Kabuki syndrome follows an autosomal dominant inheritance pattern—meaning an individual must only have one copy of the mutated gene to result in symptoms. There is a 50 percent chance of passing the syndrome on to future generations.

Contrarily, the cases caused by the KDM6A gene are X-linked, which occurs when the mutated gene is on the X-chromosome. Males tend to present more severely than females because they have one X chromosome, while females have two.

Kabuki Syndrome Diagnosis

Being a rare genetic disease, Kabuki syndrome is difficult to diagnose. Although it is congenital, not every patient presents with identical symptoms. An infant with Kabuki syndrome may appear healthy at birth and not experience symptom onset until childhood. That is why many patients are diagnosed too late.

Often, a physician first suspects Kabuki syndrome by the distinctive facial features. After a thorough examination and family history, genetic testing identifies the genetic mutations that cause disease.

Treating Kabuki Syndrome

The treatment for Kabuki syndrome is contingent on the specific symptoms the patient presents with. Upon diagnosis, patients with Kabuki syndrome often have the following tests:

  • Echocardiogram (cardiac abnormalities)
  • Kidney ultrasound (renal issues) 
  • Vision and hearing screening
  • Immunoglobulin levels
  • X-ray scans 
  • Sleep study 
  • Neurology evaluation

These tests assist specialists in determining which symptoms require medication or surgical treatment. The most critical treatment entails surgical interventions to correct cardiac and gastrointestinal abnormalities. Surgery can also improve dental and orthopedic symptoms. Physical and occupational therapy teaches patients specific exercises to maintain muscle tone, along with techniques to preserve motor skills and make day-to-day life skills more manageable.
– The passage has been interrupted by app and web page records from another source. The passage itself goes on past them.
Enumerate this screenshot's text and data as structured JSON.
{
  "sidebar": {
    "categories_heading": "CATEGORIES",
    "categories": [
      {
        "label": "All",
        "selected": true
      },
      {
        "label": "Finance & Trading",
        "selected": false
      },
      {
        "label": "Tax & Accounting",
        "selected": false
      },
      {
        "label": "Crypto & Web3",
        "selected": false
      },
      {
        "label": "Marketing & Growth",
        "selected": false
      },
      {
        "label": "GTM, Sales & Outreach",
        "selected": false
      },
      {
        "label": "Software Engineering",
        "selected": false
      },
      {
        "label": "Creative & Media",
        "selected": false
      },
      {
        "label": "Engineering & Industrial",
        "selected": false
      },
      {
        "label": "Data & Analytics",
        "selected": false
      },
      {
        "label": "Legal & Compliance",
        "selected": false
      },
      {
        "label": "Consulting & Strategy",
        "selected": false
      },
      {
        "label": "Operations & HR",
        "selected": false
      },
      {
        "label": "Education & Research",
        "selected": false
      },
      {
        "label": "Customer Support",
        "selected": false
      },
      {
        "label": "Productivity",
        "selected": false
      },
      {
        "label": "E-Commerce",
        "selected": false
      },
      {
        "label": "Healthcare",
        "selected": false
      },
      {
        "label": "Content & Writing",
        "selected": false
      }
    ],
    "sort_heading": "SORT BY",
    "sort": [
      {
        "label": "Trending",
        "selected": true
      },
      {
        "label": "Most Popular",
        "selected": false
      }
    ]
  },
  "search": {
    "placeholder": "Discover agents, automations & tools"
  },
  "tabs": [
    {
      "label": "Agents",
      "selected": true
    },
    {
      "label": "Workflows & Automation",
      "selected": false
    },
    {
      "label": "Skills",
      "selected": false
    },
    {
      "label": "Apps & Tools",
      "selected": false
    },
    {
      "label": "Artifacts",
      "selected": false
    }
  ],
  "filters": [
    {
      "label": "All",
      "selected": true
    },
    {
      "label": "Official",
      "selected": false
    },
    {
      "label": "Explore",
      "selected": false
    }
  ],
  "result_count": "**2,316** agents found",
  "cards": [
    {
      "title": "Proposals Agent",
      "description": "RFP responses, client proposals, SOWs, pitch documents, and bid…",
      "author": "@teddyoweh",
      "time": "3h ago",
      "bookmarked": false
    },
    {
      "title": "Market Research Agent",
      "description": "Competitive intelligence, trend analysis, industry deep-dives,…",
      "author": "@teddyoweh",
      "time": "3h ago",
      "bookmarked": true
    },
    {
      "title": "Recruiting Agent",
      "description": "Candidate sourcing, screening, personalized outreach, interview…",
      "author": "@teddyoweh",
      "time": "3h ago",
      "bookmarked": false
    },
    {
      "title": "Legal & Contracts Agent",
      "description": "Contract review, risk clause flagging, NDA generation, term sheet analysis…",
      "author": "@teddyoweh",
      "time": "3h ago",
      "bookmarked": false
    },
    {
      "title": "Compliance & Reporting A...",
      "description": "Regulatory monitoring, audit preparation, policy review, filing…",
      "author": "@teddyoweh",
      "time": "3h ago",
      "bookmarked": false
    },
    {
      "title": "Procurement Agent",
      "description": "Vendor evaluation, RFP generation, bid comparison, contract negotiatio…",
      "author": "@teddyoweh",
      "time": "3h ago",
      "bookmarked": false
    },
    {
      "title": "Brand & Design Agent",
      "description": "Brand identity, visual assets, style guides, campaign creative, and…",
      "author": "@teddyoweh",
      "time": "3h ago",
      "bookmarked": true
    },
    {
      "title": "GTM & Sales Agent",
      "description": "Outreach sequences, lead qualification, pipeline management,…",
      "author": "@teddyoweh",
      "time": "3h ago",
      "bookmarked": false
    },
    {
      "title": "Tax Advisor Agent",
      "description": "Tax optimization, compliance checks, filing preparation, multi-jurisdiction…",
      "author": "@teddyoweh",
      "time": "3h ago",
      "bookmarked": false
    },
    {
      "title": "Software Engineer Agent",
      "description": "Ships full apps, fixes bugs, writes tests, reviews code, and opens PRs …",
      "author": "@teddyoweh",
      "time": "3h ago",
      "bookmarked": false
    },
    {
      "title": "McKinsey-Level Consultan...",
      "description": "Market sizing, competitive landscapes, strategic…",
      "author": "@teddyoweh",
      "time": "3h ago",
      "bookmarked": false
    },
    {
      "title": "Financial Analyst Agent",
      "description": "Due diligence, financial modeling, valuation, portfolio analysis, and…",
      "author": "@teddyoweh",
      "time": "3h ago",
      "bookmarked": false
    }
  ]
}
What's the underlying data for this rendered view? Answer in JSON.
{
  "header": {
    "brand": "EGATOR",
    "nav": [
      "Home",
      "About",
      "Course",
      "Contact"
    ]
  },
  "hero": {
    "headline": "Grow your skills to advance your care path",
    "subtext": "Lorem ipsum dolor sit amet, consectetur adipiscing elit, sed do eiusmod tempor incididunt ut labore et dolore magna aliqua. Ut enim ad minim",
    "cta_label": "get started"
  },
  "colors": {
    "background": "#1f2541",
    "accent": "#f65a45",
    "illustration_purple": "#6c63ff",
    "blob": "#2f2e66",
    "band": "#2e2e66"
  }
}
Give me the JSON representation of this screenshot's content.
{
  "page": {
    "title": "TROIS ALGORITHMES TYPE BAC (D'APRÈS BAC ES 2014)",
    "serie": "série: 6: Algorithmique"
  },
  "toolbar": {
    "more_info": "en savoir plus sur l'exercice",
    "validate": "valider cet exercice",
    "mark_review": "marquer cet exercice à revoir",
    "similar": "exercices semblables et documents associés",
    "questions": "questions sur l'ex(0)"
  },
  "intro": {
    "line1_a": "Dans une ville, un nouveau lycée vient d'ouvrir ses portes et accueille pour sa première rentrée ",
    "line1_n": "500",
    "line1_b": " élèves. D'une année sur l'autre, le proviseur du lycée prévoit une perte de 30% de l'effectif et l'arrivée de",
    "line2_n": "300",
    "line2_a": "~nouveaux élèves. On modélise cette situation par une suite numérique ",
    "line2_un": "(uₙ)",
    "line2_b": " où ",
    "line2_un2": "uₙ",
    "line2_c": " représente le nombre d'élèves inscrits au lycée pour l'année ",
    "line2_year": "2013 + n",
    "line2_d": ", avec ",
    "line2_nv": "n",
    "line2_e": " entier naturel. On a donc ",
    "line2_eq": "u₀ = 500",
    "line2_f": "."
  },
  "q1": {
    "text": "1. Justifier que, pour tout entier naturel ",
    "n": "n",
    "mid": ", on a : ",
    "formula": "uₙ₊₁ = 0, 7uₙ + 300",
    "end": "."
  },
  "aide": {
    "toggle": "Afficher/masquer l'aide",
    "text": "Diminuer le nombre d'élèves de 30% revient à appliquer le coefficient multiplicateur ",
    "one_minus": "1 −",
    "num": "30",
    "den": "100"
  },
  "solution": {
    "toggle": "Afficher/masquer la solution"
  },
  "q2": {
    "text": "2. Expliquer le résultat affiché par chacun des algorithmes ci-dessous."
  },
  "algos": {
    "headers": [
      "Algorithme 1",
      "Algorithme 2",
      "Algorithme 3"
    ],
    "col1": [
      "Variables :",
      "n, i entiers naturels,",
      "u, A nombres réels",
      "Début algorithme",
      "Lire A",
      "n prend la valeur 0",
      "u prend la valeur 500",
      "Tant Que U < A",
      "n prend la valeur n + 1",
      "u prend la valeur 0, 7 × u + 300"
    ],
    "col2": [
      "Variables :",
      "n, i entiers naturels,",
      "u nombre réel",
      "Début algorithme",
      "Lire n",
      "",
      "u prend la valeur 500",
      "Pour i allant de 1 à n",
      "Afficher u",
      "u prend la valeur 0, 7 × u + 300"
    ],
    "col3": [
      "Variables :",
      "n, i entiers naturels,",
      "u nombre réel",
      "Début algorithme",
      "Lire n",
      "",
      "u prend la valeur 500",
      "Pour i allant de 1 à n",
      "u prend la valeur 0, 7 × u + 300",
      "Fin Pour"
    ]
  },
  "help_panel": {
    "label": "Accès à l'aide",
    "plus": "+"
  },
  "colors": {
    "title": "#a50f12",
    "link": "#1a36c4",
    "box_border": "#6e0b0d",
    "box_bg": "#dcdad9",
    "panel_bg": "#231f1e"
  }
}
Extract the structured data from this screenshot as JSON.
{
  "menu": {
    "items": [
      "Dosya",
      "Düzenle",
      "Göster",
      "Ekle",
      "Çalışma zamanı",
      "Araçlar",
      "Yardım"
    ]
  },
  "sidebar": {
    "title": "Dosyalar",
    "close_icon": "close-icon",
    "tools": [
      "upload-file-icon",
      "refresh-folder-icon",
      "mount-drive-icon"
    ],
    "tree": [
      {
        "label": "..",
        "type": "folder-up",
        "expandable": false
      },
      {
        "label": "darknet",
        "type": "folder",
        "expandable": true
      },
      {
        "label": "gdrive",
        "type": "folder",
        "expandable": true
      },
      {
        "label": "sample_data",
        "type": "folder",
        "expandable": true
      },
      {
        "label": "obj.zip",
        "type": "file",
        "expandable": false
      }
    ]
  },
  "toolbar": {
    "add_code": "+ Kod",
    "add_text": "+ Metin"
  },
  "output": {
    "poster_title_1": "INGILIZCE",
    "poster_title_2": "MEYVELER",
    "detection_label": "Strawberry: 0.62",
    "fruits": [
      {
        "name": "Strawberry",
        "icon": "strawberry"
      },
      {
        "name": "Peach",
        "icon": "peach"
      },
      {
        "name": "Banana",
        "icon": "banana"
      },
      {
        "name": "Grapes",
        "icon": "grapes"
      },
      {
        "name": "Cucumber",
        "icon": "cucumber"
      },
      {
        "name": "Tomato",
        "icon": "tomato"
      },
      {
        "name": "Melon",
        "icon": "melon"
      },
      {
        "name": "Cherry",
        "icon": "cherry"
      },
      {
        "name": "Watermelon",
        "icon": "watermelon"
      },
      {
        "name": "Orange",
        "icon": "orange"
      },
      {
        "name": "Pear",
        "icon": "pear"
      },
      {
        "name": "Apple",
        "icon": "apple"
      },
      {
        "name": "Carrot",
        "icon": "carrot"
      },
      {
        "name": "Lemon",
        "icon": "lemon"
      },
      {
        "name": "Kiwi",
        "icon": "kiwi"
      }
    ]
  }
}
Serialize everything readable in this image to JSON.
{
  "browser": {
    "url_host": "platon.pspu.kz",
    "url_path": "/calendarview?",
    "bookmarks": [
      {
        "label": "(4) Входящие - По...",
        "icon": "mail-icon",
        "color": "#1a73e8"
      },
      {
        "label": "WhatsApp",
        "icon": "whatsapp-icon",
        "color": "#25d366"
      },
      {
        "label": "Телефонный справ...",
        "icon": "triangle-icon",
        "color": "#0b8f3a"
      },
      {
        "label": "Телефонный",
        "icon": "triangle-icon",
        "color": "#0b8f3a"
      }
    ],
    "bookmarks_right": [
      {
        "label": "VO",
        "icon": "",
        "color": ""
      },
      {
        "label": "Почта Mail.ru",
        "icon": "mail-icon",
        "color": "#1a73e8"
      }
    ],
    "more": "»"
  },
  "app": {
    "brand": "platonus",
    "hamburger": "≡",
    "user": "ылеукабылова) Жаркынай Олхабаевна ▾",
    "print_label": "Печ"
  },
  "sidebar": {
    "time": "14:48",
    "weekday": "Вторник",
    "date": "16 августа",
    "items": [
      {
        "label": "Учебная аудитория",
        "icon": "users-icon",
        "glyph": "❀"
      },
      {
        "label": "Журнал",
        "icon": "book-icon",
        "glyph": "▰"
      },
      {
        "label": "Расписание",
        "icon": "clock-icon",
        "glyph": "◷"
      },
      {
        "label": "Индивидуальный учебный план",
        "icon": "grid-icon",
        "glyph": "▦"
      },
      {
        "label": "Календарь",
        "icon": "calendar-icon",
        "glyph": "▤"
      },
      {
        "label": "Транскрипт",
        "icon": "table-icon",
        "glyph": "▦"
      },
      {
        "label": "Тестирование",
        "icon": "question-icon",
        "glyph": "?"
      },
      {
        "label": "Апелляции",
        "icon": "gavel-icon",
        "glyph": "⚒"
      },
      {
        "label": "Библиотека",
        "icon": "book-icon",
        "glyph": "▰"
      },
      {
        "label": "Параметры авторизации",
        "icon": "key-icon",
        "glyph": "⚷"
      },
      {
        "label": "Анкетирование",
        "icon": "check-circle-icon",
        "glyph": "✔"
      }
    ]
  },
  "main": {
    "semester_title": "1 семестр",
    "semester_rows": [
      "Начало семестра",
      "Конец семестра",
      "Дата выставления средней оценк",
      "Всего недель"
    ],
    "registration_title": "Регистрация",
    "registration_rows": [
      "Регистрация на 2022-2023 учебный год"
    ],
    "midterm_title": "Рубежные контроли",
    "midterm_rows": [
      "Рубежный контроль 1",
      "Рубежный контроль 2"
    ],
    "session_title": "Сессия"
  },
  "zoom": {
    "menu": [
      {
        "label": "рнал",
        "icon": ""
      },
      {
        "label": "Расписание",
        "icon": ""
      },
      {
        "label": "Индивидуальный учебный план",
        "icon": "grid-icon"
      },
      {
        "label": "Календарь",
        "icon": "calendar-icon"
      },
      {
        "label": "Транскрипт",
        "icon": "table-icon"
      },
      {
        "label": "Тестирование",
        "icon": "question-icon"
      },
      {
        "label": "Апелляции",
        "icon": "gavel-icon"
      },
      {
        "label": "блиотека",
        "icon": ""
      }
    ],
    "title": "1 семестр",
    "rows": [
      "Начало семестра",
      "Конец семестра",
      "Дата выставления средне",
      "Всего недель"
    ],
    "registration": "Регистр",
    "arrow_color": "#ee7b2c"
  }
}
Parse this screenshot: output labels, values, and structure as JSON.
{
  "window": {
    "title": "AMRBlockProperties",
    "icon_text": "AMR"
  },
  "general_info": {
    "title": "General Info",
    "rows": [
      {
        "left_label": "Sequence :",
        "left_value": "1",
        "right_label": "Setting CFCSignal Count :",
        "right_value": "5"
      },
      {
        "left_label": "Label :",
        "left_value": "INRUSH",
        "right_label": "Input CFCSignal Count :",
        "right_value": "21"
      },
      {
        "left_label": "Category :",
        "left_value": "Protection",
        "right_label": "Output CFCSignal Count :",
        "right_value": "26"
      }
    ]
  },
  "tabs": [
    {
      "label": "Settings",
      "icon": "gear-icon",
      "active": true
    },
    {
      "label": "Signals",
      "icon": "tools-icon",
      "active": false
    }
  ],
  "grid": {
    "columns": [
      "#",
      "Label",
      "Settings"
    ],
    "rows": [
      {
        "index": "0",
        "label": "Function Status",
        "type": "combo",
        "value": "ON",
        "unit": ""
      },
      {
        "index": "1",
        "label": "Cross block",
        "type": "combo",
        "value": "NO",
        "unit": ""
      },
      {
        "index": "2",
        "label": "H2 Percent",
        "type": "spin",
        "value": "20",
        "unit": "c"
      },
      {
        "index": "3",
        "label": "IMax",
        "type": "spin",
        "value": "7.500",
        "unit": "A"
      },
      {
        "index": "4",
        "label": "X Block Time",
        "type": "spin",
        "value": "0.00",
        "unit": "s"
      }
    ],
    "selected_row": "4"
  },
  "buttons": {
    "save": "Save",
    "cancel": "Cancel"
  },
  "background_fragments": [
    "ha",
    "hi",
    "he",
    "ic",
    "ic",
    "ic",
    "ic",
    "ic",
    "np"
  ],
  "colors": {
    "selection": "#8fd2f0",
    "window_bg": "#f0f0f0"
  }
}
Speech therapy reverses significant speech delays.

The Prognosis of Kabuki Syndrome

Those diagnosed with Kabuki syndrome in the 80s when the disease was founded are now at least 40 years of age. If life expectancy is shortened by the disease, it is typically due to cardiac defects or kidney dysfunction. This has proven that many patients with Kabuki syndrome can live well into adulthood. Still, current knowledge prevents experts from knowing the full prognosis.

Probably Genetic spoke at the Kabuki Syndrome Foundation’s 2021 Virtual Research Conference

Lukas Lange, the CEO of Probably Genetic, had the opportunity to speak at the 2021 Virtual  Research Conference hosted by the Kabuki Syndrome Foundation. During the conference he discussed the benefits of increasing access to early diagnostics and the use of telemedicine. With telemedicine comes access to the specialists necessary to diagnose the condition, and the earlier genetic testing is available to patients with Kabuki syndrome, the sooner proper symptom management can be started to improve outcomes. You can find the full program of the conference here.


Cheon, C. K., & Ko, J. M. (2015). Kabuki syndrome: clinical and molecular characteristics. Korean journal of pediatrics, 58(9), 317–324.

Cheyanne is the patient community manager at Probably Genetic. She uses her own experience of living with a rare genetic condition in her patient advocacy work. After graduating with her degree in psychology, she is especially interested in the biological processes that connect physical illness and mental health.